The tutorial is in the form of a 3-minute, 17-second video that walks you through the steps of discovering which of your pages has the most viewing time.
Unfortunately, the resolution on the video is a bit lacking: I found it to be 360 max, which can be blurry for a laptop screen.
Anyway, when you log into GA4, you can basically follow these steps. (Be sure to watch the video for more specifics.)
Life cycle > Engagement > Pages and Screens
Then, add the marketing dimension that you want to view, so under dimension, you can type something like first user medium, and set first user medium to organic.
Then, opt to remove all users (because you just want to see the organic ones).
You can then adjust the date range.
You can view by page title or URL.
Then, you’ll see metrics within columns.
So, choosing new users by page title, you can then see users by page visit (select first visit).
One interesting metric (which is probably the one you’re interested in) is average engagement time.
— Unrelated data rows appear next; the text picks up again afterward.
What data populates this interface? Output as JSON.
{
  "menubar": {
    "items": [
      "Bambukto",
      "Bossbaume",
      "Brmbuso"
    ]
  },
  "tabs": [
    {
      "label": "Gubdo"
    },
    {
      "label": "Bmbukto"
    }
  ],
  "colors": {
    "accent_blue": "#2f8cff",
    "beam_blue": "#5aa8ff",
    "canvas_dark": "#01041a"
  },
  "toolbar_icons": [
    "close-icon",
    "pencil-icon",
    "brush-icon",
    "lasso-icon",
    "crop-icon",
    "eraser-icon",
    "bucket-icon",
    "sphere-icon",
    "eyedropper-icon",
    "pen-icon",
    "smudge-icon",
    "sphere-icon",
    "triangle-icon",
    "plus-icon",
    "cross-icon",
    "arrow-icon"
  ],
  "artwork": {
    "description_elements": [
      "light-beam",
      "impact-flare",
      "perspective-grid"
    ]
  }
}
It’s defined as the amount of time the page was in the forefront of the browser.
Another interesting metric is unique user scrolls is where the visitor scrolled through at least 90 % of the page.
A Few Takeaways
First, the length of a page can determine average engagement time, so take that into consideration.
Likewise, you can say something similar of the unique user scrolls metric: if a page is only twice the scrolling length of a screen, then it may have a higher percentage of scrollthrough than a page that’s longer.
That said, when you determine which of your pages are the most engaging, you can look at them and try to determine 2 things: how to make those pages even more engaging, and how to make your other, less engaging pages even more engaging.
Source: Google Analytics Twitter channel